Component data from apps and pages:
★ ★ ★

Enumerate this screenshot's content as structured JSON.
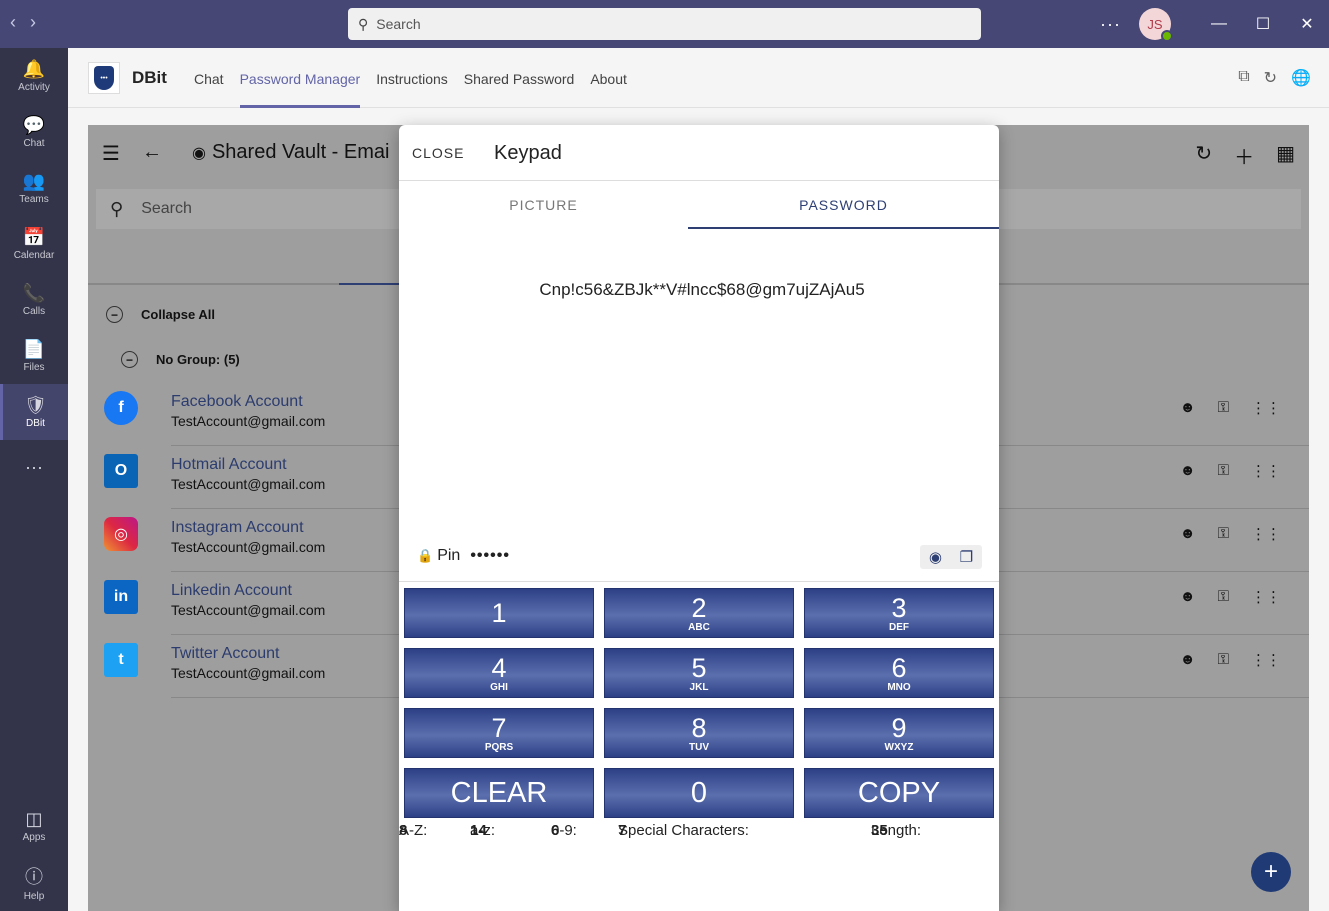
{
  "titlebar": {
    "search_placeholder": "Search",
    "more": "···",
    "avatar_initials": "JS"
  },
  "rail": {
    "items": [
      {
        "label": "Activity",
        "icon": "bell-icon",
        "glyph": "🔔"
      },
      {
        "label": "Chat",
        "icon": "chat-icon",
        "glyph": "💬"
      },
      {
        "label": "Teams",
        "icon": "teams-icon",
        "glyph": "👥"
      },
      {
        "label": "Calendar",
        "icon": "calendar-icon",
        "glyph": "📅"
      },
      {
        "label": "Calls",
        "icon": "phone-icon",
        "glyph": "📞"
      },
      {
        "label": "Files",
        "icon": "file-icon",
        "glyph": "📄"
      },
      {
        "label": "DBit",
        "icon": "shield-icon",
        "glyph": "🛡"
      }
    ],
    "more": "···",
    "apps_label": "Apps",
    "help_label": "Help"
  },
  "appbar": {
    "name": "DBit",
    "tabs": [
      "Chat",
      "Password Manager",
      "Instructions",
      "Shared Password",
      "About"
    ]
  },
  "vault": {
    "title": "Shared Vault - Emai",
    "search_placeholder": "Search",
    "collapse_all": "Collapse All",
    "group": "No Group: (5)",
    "accounts": [
      {
        "name": "Facebook Account",
        "email": "TestAccount@gmail.com",
        "logo_color": "#1877f2",
        "logo_text": "f"
      },
      {
        "name": "Hotmail Account",
        "email": "TestAccount@gmail.com",
        "logo_color": "#0a64b6",
        "logo_text": "O"
      },
      {
        "name": "Instagram Account",
        "email": "TestAccount@gmail.com",
        "logo_color": "#c13584",
        "logo_text": "◎"
      },
      {
        "name": "Linkedin Account",
        "email": "TestAccount@gmail.com",
        "logo_color": "#0a66c2",
        "logo_text": "in"
      },
      {
        "name": "Twitter Account",
        "email": "TestAccount@gmail.com",
        "logo_color": "#1da1f2",
        "logo_text": "t"
      }
    ]
  },
  "modal": {
    "close": "CLOSE",
    "title": "Keypad",
    "tabs": [
      "PICTURE",
      "PASSWORD"
    ],
    "password": "Cnp!c56&ZBJk**V#lncc$68@gm7ujZAjAu5",
    "pin_label": "Pin",
    "pin_dots": "••••••",
    "keys": [
      {
        "num": "1",
        "sub": ""
      },
      {
        "num": "2",
        "sub": "ABC"
      },
      {
        "num": "3",
        "sub": "DEF"
      },
      {
        "num": "4",
        "sub": "GHI"
      },
      {
        "num": "5",
        "sub": "JKL"
      },
      {
        "num": "6",
        "sub": "MNO"
      },
      {
        "num": "7",
        "sub": "PQRS"
      },
      {
        "num": "8",
        "sub": "TUV"
      },
      {
        "num": "9",
        "sub": "WXYZ"
      }
    ],
    "clear": "CLEAR",
    "zero": "0",
    "copy": "COPY",
    "stats": {
      "upper_label": "A-Z:",
      "upper": "8",
      "lower_label": "a-z:",
      "lower": "14",
      "digit_label": "0-9:",
      "digit": "6",
      "special_label": "Special Characters:",
      "special": "7",
      "length_label": "Length:",
      "length": "35"
    }
  },
  "colors": {
    "titlebar": "#464775",
    "rail": "#33344a",
    "accent": "#6264a7",
    "navy": "#2e3f74"
  }
}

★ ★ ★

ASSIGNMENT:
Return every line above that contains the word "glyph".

THE ANSWER:
        "glyph": "🔔"
        "glyph": "💬"
        "glyph": "👥"
        "glyph": "📅"
        "glyph": "📞"
        "glyph": "📄"
        "glyph": "🛡"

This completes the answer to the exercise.